"These are considered source reefs for the region and the sites can contribute to regional genetic diversity," said Dr Zeehan, who added that these reefs produce young that follow water currents and settle in coral reefs in Indonesia.

According to the World Wide Fund for Nature (WWF), coral reefs not only support enormous biodiversity, they also help prevent coastal erosion, and can even be a source for medical research.

Dr Zeehan said that protection for Pulau Satumu and Biola is more urgent as there have been signs that ship grounding has destroyed portions of these reefs.

She added: "We are not advocating for these areas to be closed off from members of the public.
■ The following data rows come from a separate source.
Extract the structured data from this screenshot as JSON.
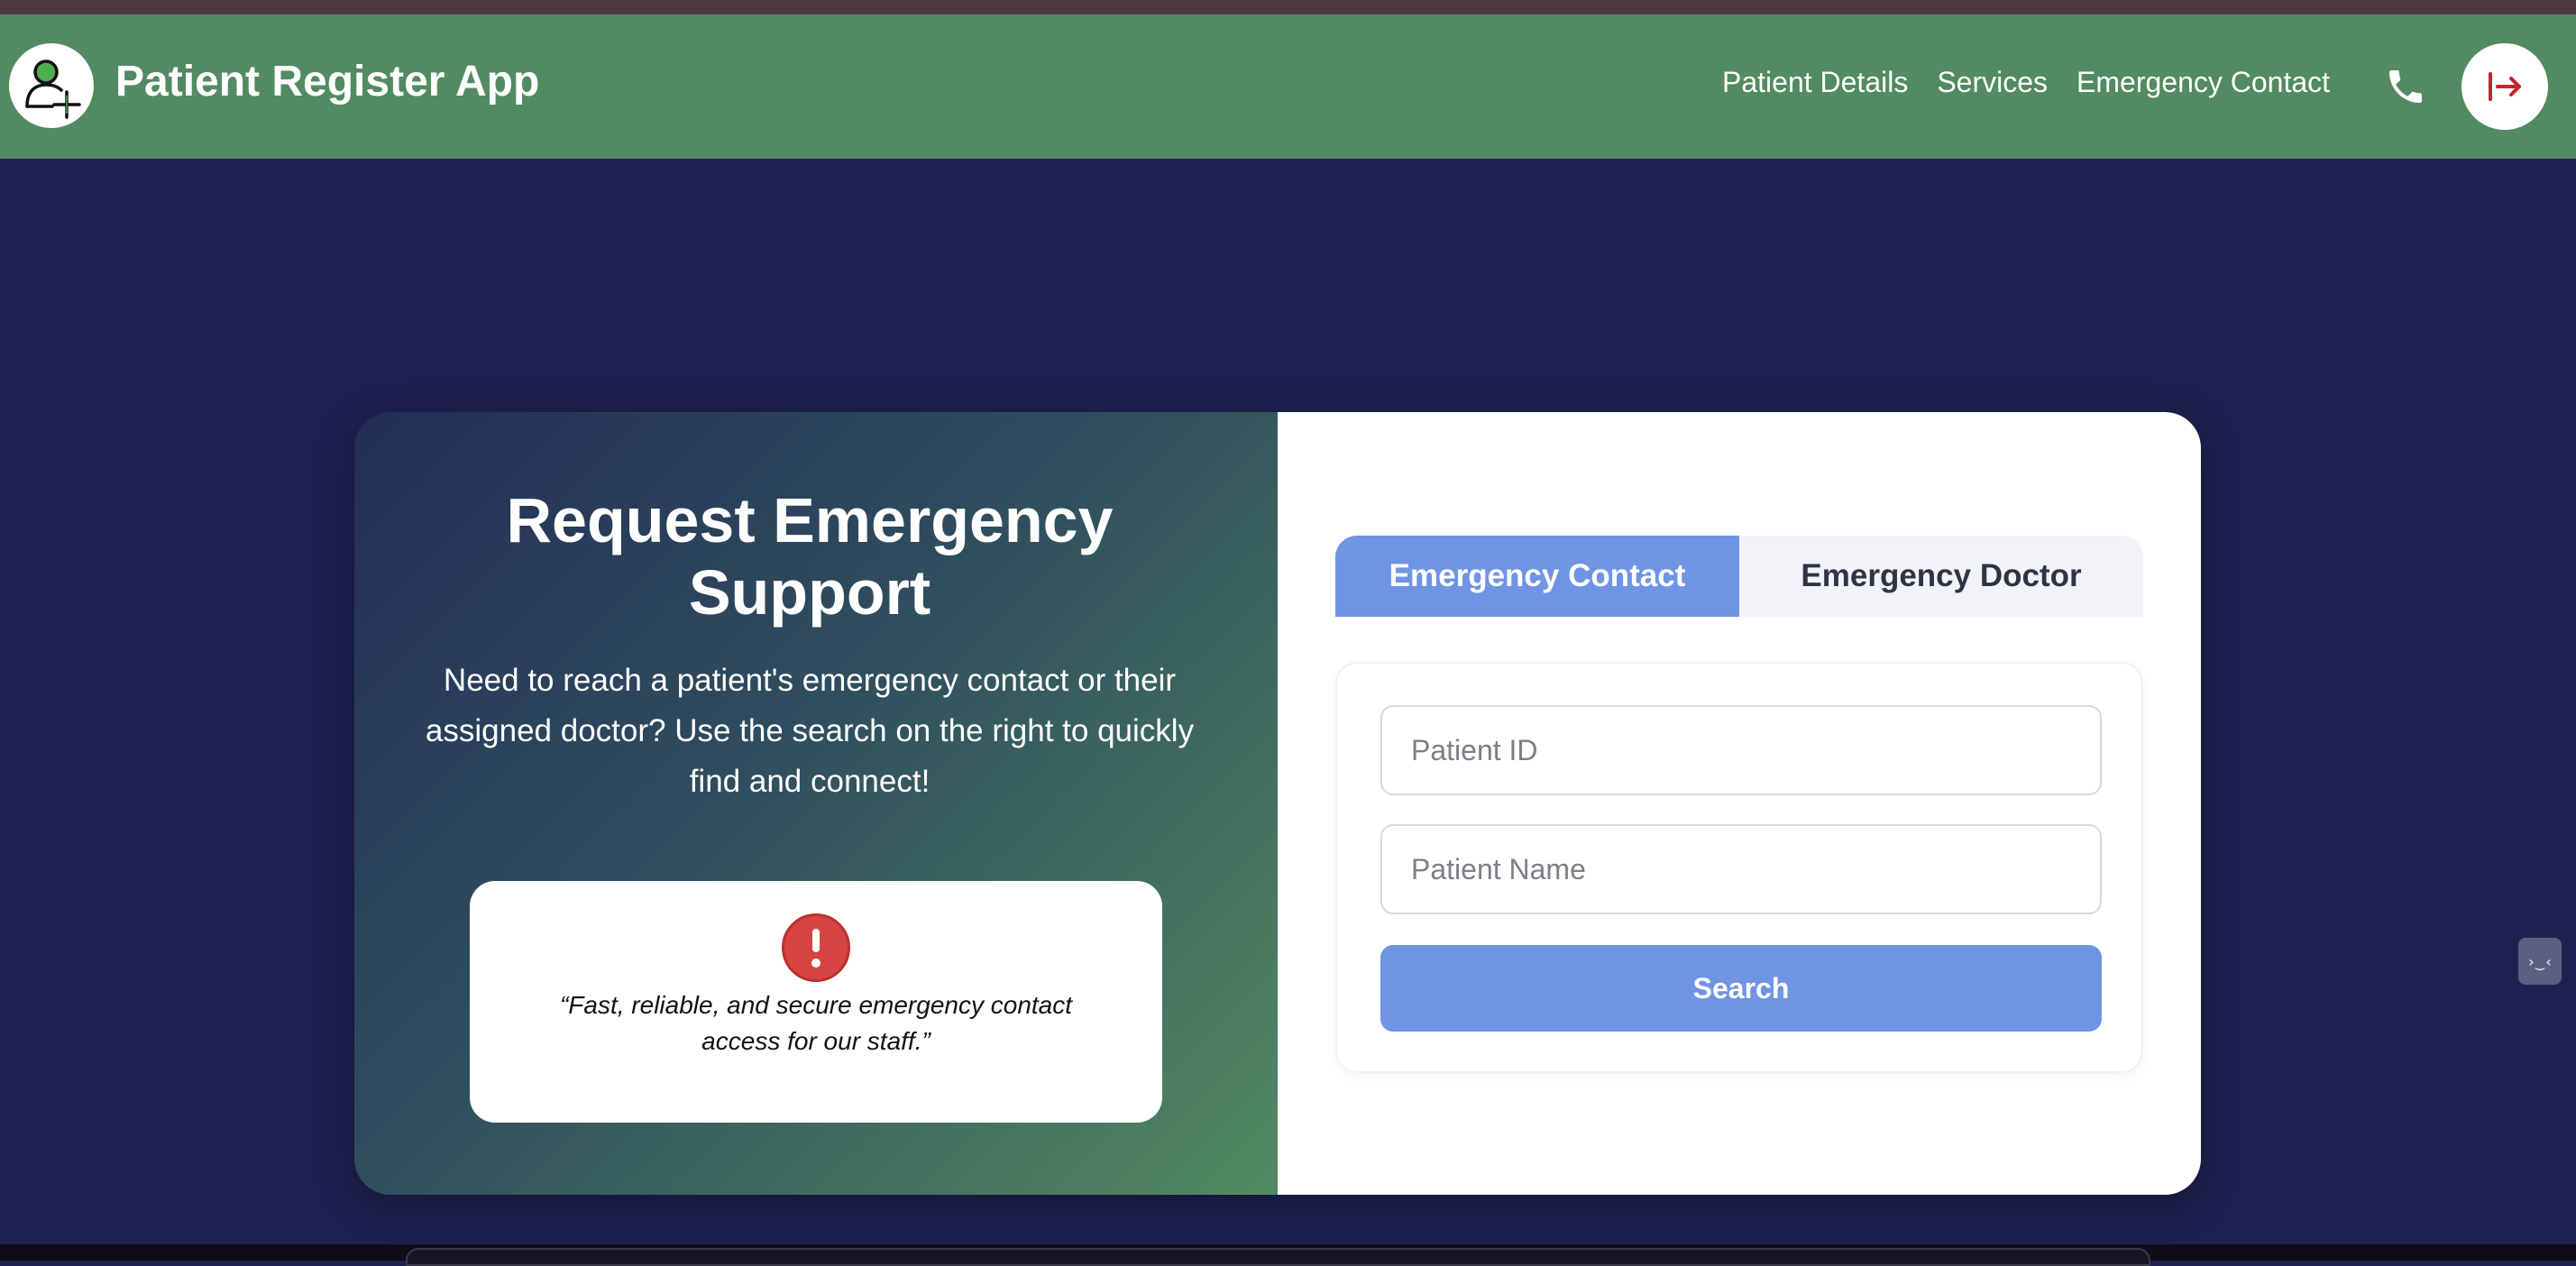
{
  "app": {
    "title": "Patient Register App"
  },
  "nav": {
    "links": [
      "Patient Details",
      "Services",
      "Emergency Contact"
    ],
    "phone_icon": "phone-icon",
    "logout_icon": "logout-icon"
  },
  "hero": {
    "heading": "Request Emergency Support",
    "subtext": "Need to reach a patient's emergency contact or their assigned doctor? Use the search on the right to quickly find and connect!",
    "quote": "“Fast, reliable, and secure emergency contact access for our staff.”",
    "alert_icon": "alert-icon"
  },
  "tabs": {
    "active": "Emergency Contact",
    "inactive": "Emergency Doctor"
  },
  "form": {
    "patient_id_placeholder": "Patient ID",
    "patient_name_placeholder": "Patient Name",
    "search_label": "Search"
  },
  "colors": {
    "navbar": "#528a61",
    "background": "#1e2150",
    "accent": "#6f94e4",
    "alert": "#d64541",
    "logout_icon": "#c0262c"
  }
}
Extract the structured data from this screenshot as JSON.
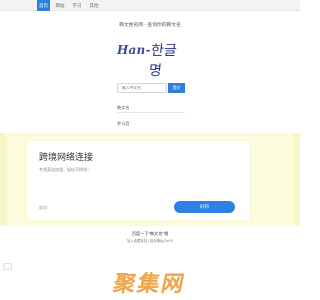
{
  "nav": {
    "items": [
      "首页",
      "网站",
      "学习",
      "其他"
    ],
    "active_index": 0,
    "accent": "#2f7fd8"
  },
  "site_title": "韩文姓名网 - 查询你的韩文名",
  "logo": {
    "latin": "Han-",
    "hangul": "한글명"
  },
  "search": {
    "placeholder": "输入中文名",
    "button_label": "提交"
  },
  "results": [
    "韩文名",
    "罗马音"
  ],
  "ad": {
    "headline": "跨境网络连接",
    "description": "专线直连加速，轻松不掉线！",
    "cancel_label": "取消",
    "confirm_label": "好的",
    "background": "#fcfcdc"
  },
  "footer": {
    "tip": "百度一下“韩文名”哦",
    "link": "加入收藏本站 | 保存网址Ctrl+D"
  },
  "bottom_logo": "聚集网"
}
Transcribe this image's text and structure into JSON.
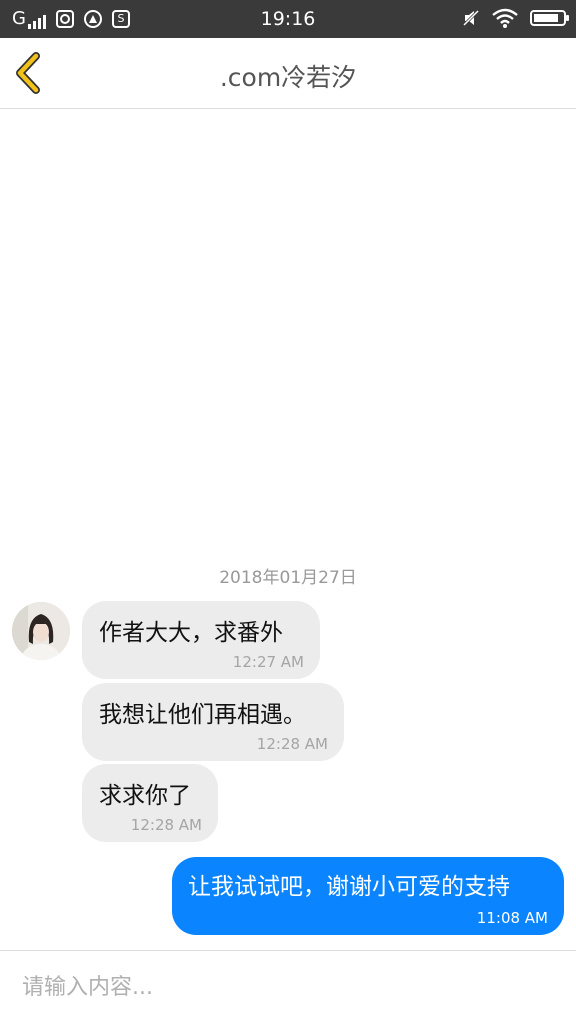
{
  "status_bar": {
    "carrier": "G",
    "time": "19:16",
    "icons": [
      "signal-icon",
      "app-notification-icon",
      "compass-notification-icon",
      "s-notification-icon",
      "mute-icon",
      "wifi-icon",
      "battery-icon"
    ],
    "battery_level": 0.85
  },
  "header": {
    "back_icon": "chevron-left-icon",
    "title": ".com冷若汐"
  },
  "chat": {
    "date": "2018年01月27日",
    "messages": [
      {
        "direction": "in",
        "text": "作者大大，求番外",
        "time": "12:27 AM"
      },
      {
        "direction": "in",
        "text": "我想让他们再相遇。",
        "time": "12:28 AM"
      },
      {
        "direction": "in",
        "text": "求求你了",
        "time": "12:28 AM"
      },
      {
        "direction": "out",
        "text": "让我试试吧，谢谢小可爱的支持",
        "time": "11:08 AM"
      }
    ]
  },
  "composer": {
    "placeholder": "请输入内容...",
    "value": ""
  },
  "colors": {
    "status_bar": "#3a3a3a",
    "accent_back": "#f2c21b",
    "outgoing_bubble": "#0a84ff",
    "incoming_bubble": "#ececec"
  }
}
Instead, we are encouraging their protection through better management."

With larger protected areas, sensitive portions will be closed off to large groups, but other areas can continue to be utilised, said Dr Zeehan.

For example, including Pulau Hantu in the protection plan will mean that diving companies will have to be more careful about anchoring in the area, and divers have to take more care when diving to minimise harm to the coral reefs.

The proposal said that designating the islands as marine reserves will allow for better protection of marine biodiversity through better management, such as clearer agency roles and better legislation, as well as include community involvement and stakeholder participation.

Other recommendations in the Singapore Blue Plan include providing continued funding for research initiatives, and long-term monitoring programmes.

The proposal said that ensuring the "long-term sustainability of these related programmes" would be crucial to "the success of marine science in Singapore".

It also made a suggestion for the establishment of formal management systems for marine environments, including introducing an Environmental Impact Assessment (EIA) law that requires projects to be subjected to impact assessments.

Existing legislation and administrative practices also need to be amended to fill gaps in regulation and detection of maritime offences, said the Blue Plan.

For instance, the Fisheries Act could be amended to incorporate the Prevention of Pollution of the Sea Act. This would make it illegal for fishing vessels to indiscriminately dispose their equipment in the sea, which could endanger marine life.


Dr Zeehan said the previous Singapore Blue Plan in 2009 resulted in a number of positive developments for marine conservation, including the 2010 Comprehensive Marine Biodiversity Survey, and the establishment of the Sisters' Islands Marine Park.

Over 1,100 species, including several new ones, were discovered around Singapore's waters during the five-year Comprehensive Marine Biodiversity Survey by the National Parks Board (NParks) and the National University of Singapore.

Regarded as a conservation milestone by the community, the Sisters' Island Marine Park saw NParks initiating projects such as a coral nursery, and Singapore's first dive trail.

Singapore's first sea turtle hatchery was also opened on the island's Marine Park on Sept 29 this year.

Dr Zeehan said: "Due to (the sea's) vast nature, there is still so much that we do not know. But we do know that many human activities are causing harm to marine organisms and affecting natural marine processes."

"How can we even start fixing this seemingly insurmountable global problem? We start at home!"

Read more of the latest in




Stay in the know. Anytime. Anywhere.

Subscribe to get daily news updates, insights and must reads delivered straight to your inbox.

By clicking subscribe, I agree for my personal data to be used to send me TODAY newsletters, promotional offers and for research and analysis.